Historically I use either KDE or XFCE, but like to check in on other DEs. So the other night I downloaded the Fedora 35 ISO to experience the newest of GNOME in the pure state. It seems very clean, actually overly so. Compared to other desktops it seems like it takes an extra step to launch applications, view your files, etc, The problem comes from having to access everything from the "Activities" button in the top left of the screen or with the Meta key. Other desktops, of course, have one less step by being able to access commonly used applications from a panel or dock. While pressing an extra key doesn't seem like much, it becomes annoying very quickly.

Of course, this can be fixed with the extension "Dash to Dock".  The result superficially resembles a Mac.  But one should not have to install extensions that can break every 6 months to get basic functionality. Also in the "horizontal workflow", you can on see one virtual desktop at a time.

Another thing is the high RAM usage. When I booted the ISO, it was taking 2 gigs of memory without any applications launched. This isn't that much of a problem on a machine with 16 gigs but does seem awfully heavy.

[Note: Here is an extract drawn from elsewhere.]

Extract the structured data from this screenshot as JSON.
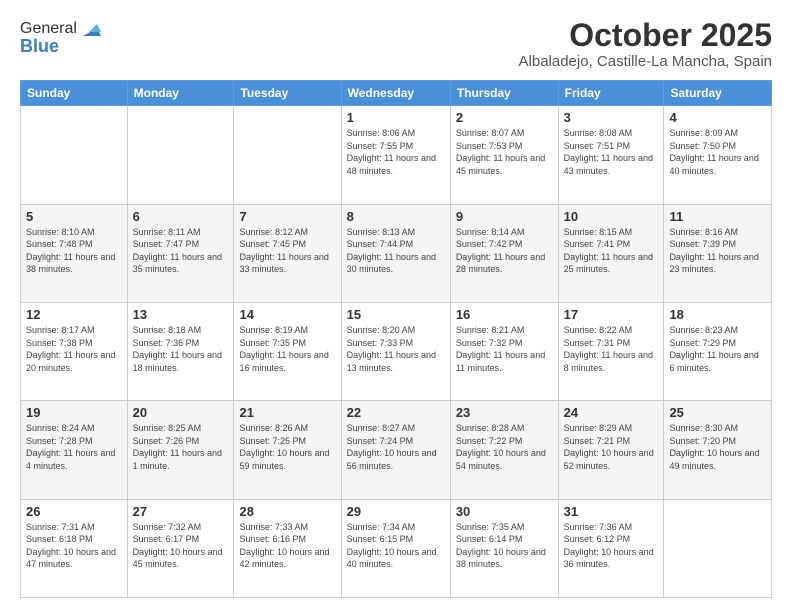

What does anyone else think? Am I right, too critical, not understanding something?
DnD Central / The Awesomesauce of Fox News
I've come to the conclusion that Fox News is the most accurate and trustworthy news organization in the history of media. For example, what other news organization got the scoop that Russia's new fighter jet can fly at almost twice the speed of light? Fox continues to astound with its concise and accurate reporting!  :up:
It seems to me that Linux help sites often give users instructions that are the most confusing way to accomplish a task or even give users instructions that are wrong. Case in point: this morning I was installing the R-Studio on Ubuntu 21.04. R is a statistical programming language commonly used to generate visualizations from csv, Excel file, etc. A package called Tidyverse is an important component, that provides functions such ggplot (a R language command to generate a plot). The R base and the R-Studio IDE installed just fine, but Tinyverse did not. So I dutifully went R website to get instructions that told me that Tidyverse was only available for LTS releases and to try changing my sources list for Tidy to Ubuntu Focal. Of course, this failed.

But it turned out that the .deb file of Tidyverse for this version with Ubuntu was available in the Ubuntu repos the whole time. So I got frustrated that Cran (Comprehensive R Archive Network) and R Studio didn't give the simple instructions just to install it from Ubuntu repositories in the first place. It seems to beg the question why didn't Cran and R-Studio just tell users to install Tidyverse from the Ubuntu repos instead of giving such strange instructions and workarounds. But it seems to be a broader issue in Linux. Help sites throw the command line instructions at new users instead of just having them install software from the software center. Sure, for tech-savvy users sudo apt-get install (package) isn't confusing, but does text commands for simple tasks that can be done through the GUI make would-be Linux users switch back? Oh yeah, when the help file incorrectly advised users to change their sources, they didn't tell the users how to do this (again, for experienced users it's easy. Just find Tidyverse in the sources and change the Hirsute to Focal - but how does a new, would-be Linux user know this?)
Apparently, it's a common problem that Chrome and other Blink-based can no longer scroll using the mouse wheel. This happens across  OSs. The fix people usually post is to disable smooth scrolling. That didn't work. But what did work is switching the display server from Wayland to X11.